He will have to, because the flashes McLeod has shown are only that. Where Rob Carr ’05 would earn 10 yards on three even runs, McLeod gains all at once and then stalls at the line of scrimmage. The lack of a steady running game has hampered the Elis in short-yardage situations and will continue to expose them as opponents study more. McLeod’s intermittent sparkle has been a welcome presence, but what Yale really needs is a constant luster.

The defense has provided sparkle, luster and everything in between. Siedlecki said he has been thrilled with the play of defensive coordinator Rick Flanders’ unit thus far, mentioning linebacker Lee Driftmeier ’07 (with a team-leading 48 tackles) and defensive end Brandon Sponheimer ’07 as particularly pleasant surprises.

“Lee has probably been the biggest guy to perform beyond expectations,” he said. “He barely played last year and now he’s a real leader on defense. Also, Brandon Sponheimer. He’s played very well through the first five games.”

It would be unfair to ask much more of a defense that ranks 15th in I-AA in scoring – unless that unit is being asked to anchor a championship team. The Elis are in the midst of their best defensive season in recent memory, most notably during the shutout win over Dartmouth Oct. 8, in which they held the Big Green to 110 yards of total offense. But Dartmouth’s offense posed only a mosquito-like threat, and games against Penn, Brown and Harvard — three teams with All-American-quality running backs — lie ahead.

In losses against San Diego, Holy Cross and Lehigh, Yale has failed to make the big stop when it counts. San Diego and Lehigh both had fourth-quarter touchdown drives to win or tie the game — each drive punctuated with a two-point conversion the defense failed to stop.

End Brandon Dyches ’06, Yale’s best defensive player, has made five sacks thus far — just one has come in a loss.
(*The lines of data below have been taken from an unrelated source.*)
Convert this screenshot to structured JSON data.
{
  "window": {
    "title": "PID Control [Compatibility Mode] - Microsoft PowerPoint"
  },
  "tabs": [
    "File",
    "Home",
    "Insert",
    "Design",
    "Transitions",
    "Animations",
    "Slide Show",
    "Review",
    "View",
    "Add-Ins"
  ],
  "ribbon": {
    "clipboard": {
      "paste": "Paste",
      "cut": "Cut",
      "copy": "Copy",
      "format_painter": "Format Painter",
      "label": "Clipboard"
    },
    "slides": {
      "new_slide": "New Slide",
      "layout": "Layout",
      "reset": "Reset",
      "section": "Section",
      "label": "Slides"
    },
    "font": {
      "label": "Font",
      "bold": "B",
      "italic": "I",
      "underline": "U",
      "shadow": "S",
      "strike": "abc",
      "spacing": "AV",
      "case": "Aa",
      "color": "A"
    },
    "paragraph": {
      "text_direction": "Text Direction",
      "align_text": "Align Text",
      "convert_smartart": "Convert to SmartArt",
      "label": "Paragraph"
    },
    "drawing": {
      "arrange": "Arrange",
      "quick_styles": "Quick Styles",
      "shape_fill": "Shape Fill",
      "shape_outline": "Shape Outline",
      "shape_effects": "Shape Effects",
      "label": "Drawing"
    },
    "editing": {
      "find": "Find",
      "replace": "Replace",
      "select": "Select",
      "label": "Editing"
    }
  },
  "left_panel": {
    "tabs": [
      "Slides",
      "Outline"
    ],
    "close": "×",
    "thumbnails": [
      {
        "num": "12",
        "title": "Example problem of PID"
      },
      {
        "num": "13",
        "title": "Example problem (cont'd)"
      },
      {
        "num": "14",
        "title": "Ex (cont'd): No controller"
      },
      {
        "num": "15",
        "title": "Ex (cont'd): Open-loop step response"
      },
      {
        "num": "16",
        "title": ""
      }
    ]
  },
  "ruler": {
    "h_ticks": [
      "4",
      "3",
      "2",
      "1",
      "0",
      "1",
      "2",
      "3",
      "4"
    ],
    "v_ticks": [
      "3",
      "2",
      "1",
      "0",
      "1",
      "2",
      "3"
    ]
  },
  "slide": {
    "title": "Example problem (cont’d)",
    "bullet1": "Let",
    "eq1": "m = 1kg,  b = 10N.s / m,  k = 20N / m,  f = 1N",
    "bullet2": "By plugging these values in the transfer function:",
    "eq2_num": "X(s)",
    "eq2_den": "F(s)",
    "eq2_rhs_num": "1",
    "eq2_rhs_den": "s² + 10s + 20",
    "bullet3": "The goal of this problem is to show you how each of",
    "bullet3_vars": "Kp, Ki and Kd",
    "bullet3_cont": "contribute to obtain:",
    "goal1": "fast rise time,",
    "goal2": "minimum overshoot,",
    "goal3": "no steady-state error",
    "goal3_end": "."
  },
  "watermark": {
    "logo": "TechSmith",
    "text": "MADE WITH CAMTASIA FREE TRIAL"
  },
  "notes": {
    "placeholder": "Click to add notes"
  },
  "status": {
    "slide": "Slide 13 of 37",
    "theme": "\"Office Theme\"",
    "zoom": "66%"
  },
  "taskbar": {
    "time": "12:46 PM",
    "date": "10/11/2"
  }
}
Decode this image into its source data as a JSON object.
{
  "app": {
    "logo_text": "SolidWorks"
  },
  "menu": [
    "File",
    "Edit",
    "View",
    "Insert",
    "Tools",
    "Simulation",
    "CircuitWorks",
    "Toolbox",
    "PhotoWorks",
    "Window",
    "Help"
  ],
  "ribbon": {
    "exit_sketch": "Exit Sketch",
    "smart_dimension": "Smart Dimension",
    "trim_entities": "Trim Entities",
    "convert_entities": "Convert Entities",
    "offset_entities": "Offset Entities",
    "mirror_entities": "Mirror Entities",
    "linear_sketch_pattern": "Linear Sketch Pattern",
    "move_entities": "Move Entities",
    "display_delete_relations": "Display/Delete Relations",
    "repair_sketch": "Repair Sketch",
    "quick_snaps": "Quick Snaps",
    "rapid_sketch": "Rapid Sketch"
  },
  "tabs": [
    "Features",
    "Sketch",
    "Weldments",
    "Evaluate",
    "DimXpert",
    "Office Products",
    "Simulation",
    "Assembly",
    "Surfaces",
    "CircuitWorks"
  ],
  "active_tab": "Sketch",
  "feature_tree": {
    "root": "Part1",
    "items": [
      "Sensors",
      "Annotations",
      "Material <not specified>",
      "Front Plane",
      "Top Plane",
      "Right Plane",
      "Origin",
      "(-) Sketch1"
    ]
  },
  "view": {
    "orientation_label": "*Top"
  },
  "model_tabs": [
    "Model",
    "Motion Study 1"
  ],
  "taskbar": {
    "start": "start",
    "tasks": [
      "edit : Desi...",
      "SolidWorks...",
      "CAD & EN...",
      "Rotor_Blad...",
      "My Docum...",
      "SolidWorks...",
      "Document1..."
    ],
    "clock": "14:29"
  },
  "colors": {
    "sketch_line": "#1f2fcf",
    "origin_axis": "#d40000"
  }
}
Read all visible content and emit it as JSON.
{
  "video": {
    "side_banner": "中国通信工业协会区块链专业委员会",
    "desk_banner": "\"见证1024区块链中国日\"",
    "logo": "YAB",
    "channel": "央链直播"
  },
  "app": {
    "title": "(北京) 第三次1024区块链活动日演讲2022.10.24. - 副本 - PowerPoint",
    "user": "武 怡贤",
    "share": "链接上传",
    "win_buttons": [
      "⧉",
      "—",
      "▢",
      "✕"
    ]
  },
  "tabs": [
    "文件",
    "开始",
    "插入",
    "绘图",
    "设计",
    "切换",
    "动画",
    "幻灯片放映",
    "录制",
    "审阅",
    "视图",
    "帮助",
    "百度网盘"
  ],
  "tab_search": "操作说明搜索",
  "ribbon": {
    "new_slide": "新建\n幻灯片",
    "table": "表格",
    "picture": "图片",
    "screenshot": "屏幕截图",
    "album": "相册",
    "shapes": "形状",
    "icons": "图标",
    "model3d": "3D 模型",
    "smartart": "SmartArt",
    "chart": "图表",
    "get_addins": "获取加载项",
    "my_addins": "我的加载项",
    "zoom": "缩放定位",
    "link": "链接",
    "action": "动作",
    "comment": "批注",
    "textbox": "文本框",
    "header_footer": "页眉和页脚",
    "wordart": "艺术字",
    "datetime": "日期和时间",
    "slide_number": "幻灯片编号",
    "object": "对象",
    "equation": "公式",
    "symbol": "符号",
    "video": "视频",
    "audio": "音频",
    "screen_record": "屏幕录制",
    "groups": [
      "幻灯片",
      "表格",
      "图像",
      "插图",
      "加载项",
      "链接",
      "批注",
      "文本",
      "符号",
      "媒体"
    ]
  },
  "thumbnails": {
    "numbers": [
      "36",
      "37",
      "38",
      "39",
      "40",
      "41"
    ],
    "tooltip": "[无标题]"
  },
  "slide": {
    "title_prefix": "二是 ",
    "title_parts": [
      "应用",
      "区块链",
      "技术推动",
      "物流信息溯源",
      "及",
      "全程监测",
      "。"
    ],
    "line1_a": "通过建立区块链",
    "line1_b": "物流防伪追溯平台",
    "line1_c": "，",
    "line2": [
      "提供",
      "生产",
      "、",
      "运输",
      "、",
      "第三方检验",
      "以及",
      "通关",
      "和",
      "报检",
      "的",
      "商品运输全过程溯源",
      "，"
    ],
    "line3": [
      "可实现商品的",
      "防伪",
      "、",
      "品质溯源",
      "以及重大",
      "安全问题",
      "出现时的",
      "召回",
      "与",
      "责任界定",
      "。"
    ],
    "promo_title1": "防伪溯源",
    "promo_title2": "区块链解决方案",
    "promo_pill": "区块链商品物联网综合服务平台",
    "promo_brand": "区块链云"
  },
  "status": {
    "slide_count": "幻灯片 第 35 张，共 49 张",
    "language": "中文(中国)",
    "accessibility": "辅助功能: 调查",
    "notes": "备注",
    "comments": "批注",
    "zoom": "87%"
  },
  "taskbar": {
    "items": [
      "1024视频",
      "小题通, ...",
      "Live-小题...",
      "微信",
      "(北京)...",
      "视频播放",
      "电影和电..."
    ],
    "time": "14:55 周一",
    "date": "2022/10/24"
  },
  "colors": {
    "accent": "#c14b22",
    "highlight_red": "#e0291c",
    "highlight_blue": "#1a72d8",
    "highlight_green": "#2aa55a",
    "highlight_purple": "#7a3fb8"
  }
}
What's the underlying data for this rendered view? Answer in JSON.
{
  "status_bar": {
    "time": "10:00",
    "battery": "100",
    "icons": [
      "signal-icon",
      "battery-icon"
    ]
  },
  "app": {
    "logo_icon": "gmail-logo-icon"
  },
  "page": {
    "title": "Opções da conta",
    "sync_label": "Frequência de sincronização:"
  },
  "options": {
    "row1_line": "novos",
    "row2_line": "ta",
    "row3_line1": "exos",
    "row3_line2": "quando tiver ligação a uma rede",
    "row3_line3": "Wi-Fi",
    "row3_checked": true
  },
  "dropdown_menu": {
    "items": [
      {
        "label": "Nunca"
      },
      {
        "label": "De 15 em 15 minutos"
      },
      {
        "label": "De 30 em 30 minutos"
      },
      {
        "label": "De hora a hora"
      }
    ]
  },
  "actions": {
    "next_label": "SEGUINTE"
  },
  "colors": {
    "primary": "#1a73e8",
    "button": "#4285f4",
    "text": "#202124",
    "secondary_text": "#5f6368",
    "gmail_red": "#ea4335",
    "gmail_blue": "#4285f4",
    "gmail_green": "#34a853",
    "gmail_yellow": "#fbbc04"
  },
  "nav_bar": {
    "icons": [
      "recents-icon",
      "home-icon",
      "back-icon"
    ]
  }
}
Safety Nick Solakian ’07, who has emerged as a major play-maker in his first season as a starter, has three interceptions — just one has come in a loss.

If the defense is to play as well as the statistics suggest, it must make big plays in the red zone and late in games.

“We need to play all four quarters,” Mroz said. “Finishing games is very important for us.”

Finishing seasons, too.